▸ WORK REQUEST
In your copy, leave out the pictures and repeat the entries below exactly.

▸ GIVEN INFORMATION
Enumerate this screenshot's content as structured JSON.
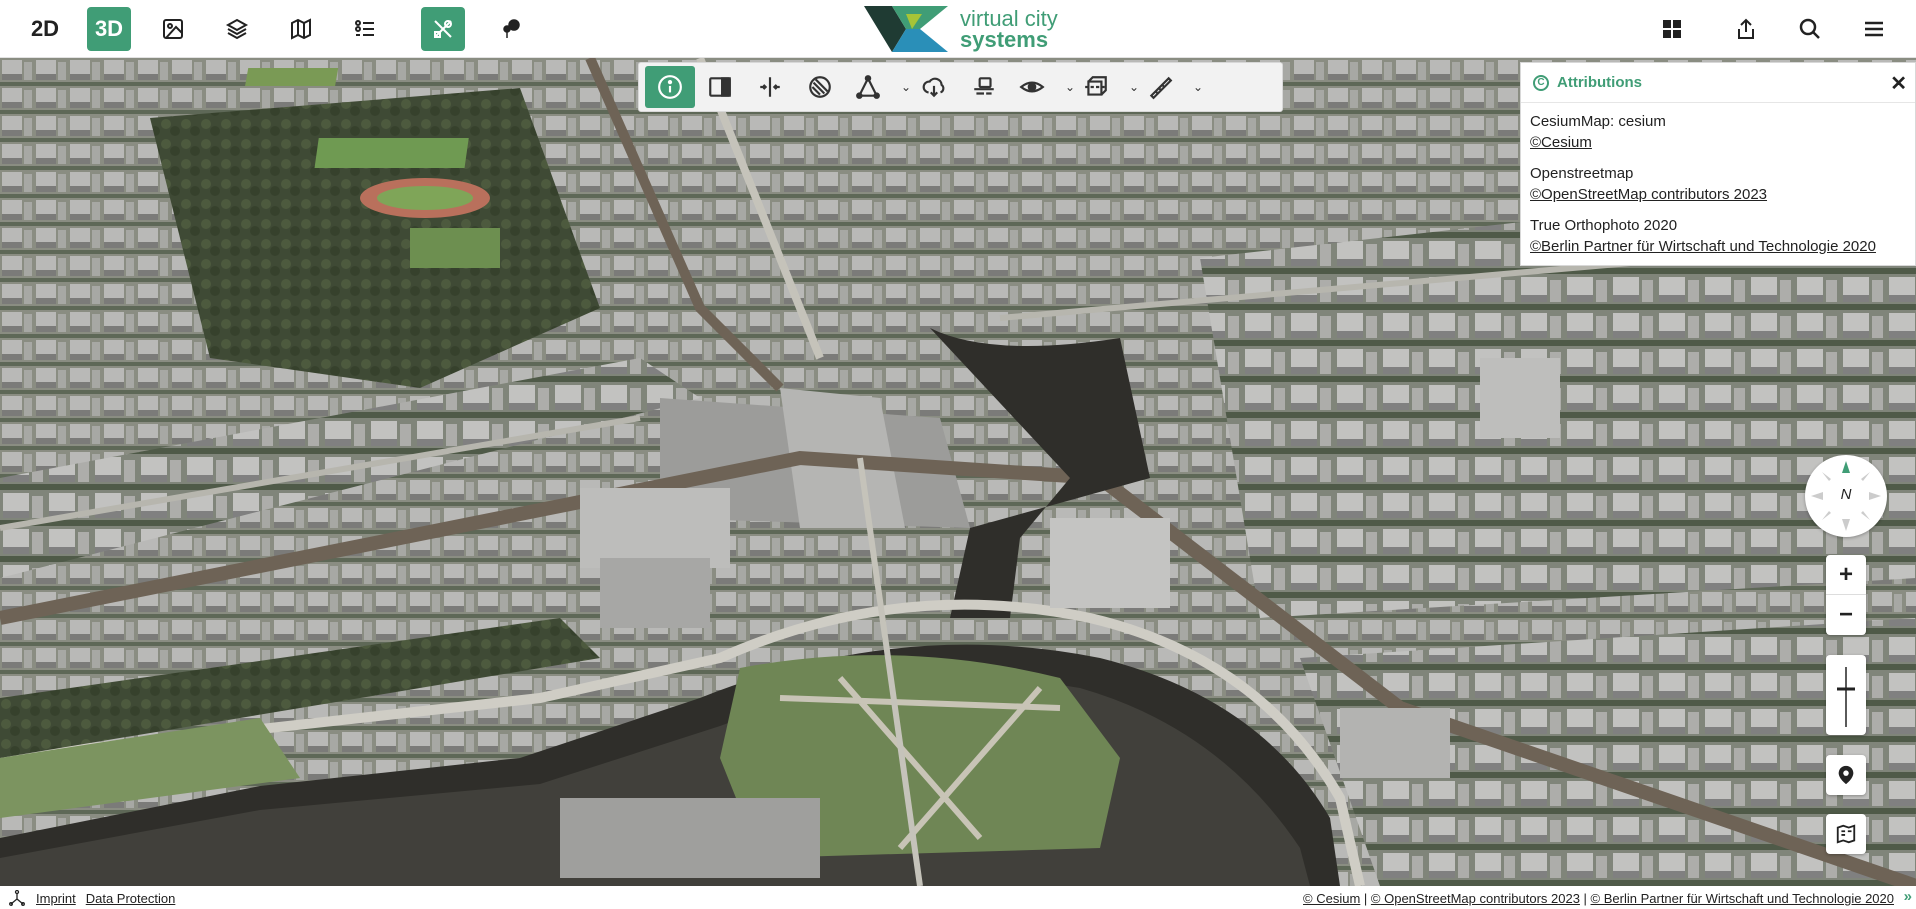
{
  "navbar": {
    "btn_2d": "2D",
    "btn_3d": "3D",
    "logo_line1": "virtual city",
    "logo_line2": "systems",
    "icons": [
      "image-icon",
      "layers-icon",
      "legend-icon",
      "list-icon",
      "tools-icon",
      "tree-pin-icon",
      "grid-icon",
      "share-icon",
      "search-icon",
      "menu-icon"
    ],
    "accent_color": "#409D76"
  },
  "toolbar": {
    "tools": [
      "info-tool",
      "split-view-tool",
      "compare-tool",
      "shadow-tool",
      "draw-tool",
      "export-tool",
      "flight-tool",
      "viewshed-tool",
      "clipping-tool",
      "measure-2d-tool"
    ]
  },
  "attributions": {
    "title": "Attributions",
    "entries": [
      {
        "name": "CesiumMap: cesium",
        "link": "©Cesium"
      },
      {
        "name": "Openstreetmap",
        "link": "©OpenStreetMap contributors 2023"
      },
      {
        "name": "True Orthophoto 2020",
        "link": "©Berlin Partner für Wirtschaft und Technologie 2020"
      }
    ]
  },
  "map_controls": {
    "compass_label": "N",
    "zoom_in": "+",
    "zoom_out": "−"
  },
  "footer": {
    "imprint": "Imprint",
    "data_protection": "Data Protection",
    "credit_cesium": "© Cesium",
    "credit_osm": "© OpenStreetMap contributors 2023",
    "credit_berlin": "© Berlin Partner für Wirtschaft und Technologie 2020",
    "separator": " | ",
    "more": "»"
  }
}
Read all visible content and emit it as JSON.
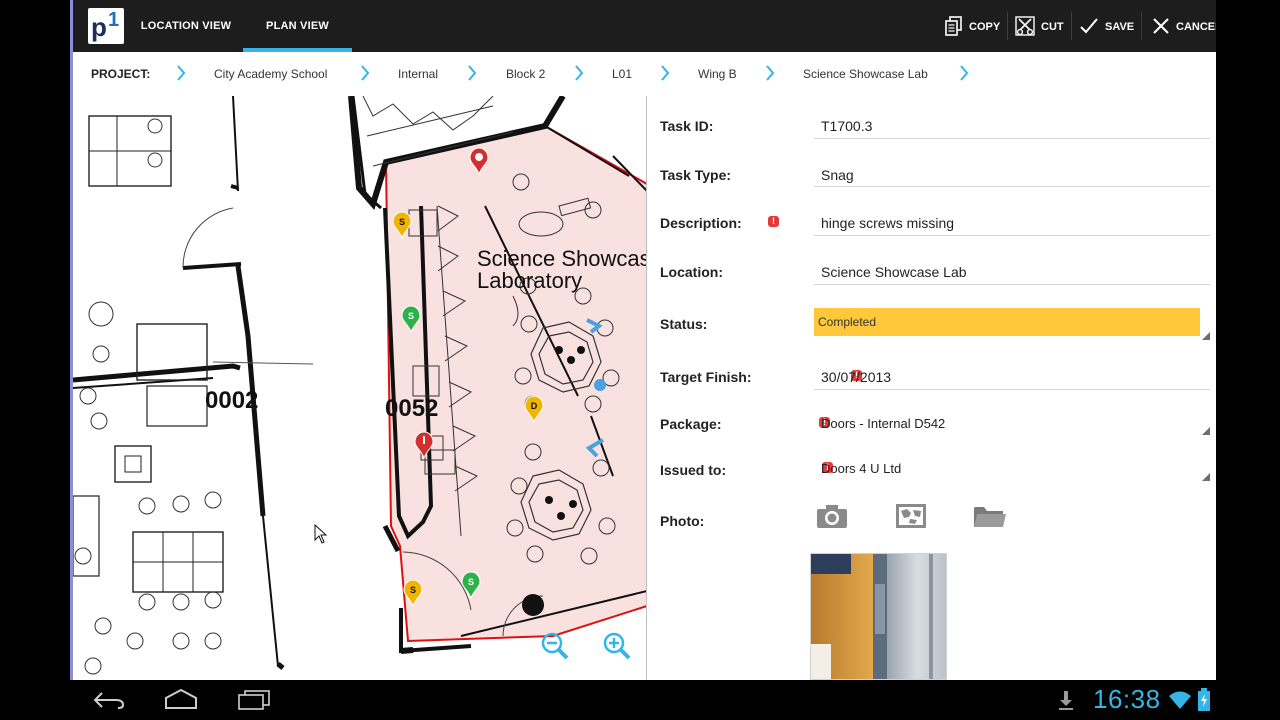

▸ RESPONSE
Enumerate this screenshot's content as structured JSON.
{
  "navbar": {
    "btn_2d": "2D",
    "btn_3d": "3D",
    "logo_line1": "virtual city",
    "logo_line2": "systems",
    "icons": [
      "image-icon",
      "layers-icon",
      "legend-icon",
      "list-icon",
      "tools-icon",
      "tree-pin-icon",
      "grid-icon",
      "share-icon",
      "search-icon",
      "menu-icon"
    ],
    "accent_color": "#409D76"
  },
  "toolbar": {
    "tools": [
      "info-tool",
      "split-view-tool",
      "compare-tool",
      "shadow-tool",
      "draw-tool",
      "export-tool",
      "flight-tool",
      "viewshed-tool",
      "clipping-tool",
      "measure-2d-tool"
    ]
  },
  "attributions": {
    "title": "Attributions",
    "entries": [
      {
        "name": "CesiumMap: cesium",
        "link": "©Cesium"
      },
      {
        "name": "Openstreetmap",
        "link": "©OpenStreetMap contributors 2023"
      },
      {
        "name": "True Orthophoto 2020",
        "link": "©Berlin Partner für Wirtschaft und Technologie 2020"
      }
    ]
  },
  "map_controls": {
    "compass_label": "N",
    "zoom_in": "+",
    "zoom_out": "−"
  },
  "footer": {
    "imprint": "Imprint",
    "data_protection": "Data Protection",
    "credit_cesium": "© Cesium",
    "credit_osm": "© OpenStreetMap contributors 2023",
    "credit_berlin": "© Berlin Partner für Wirtschaft und Technologie 2020",
    "separator": " | ",
    "more": "»"
  }
}
Read all visible content and emit it as JSON.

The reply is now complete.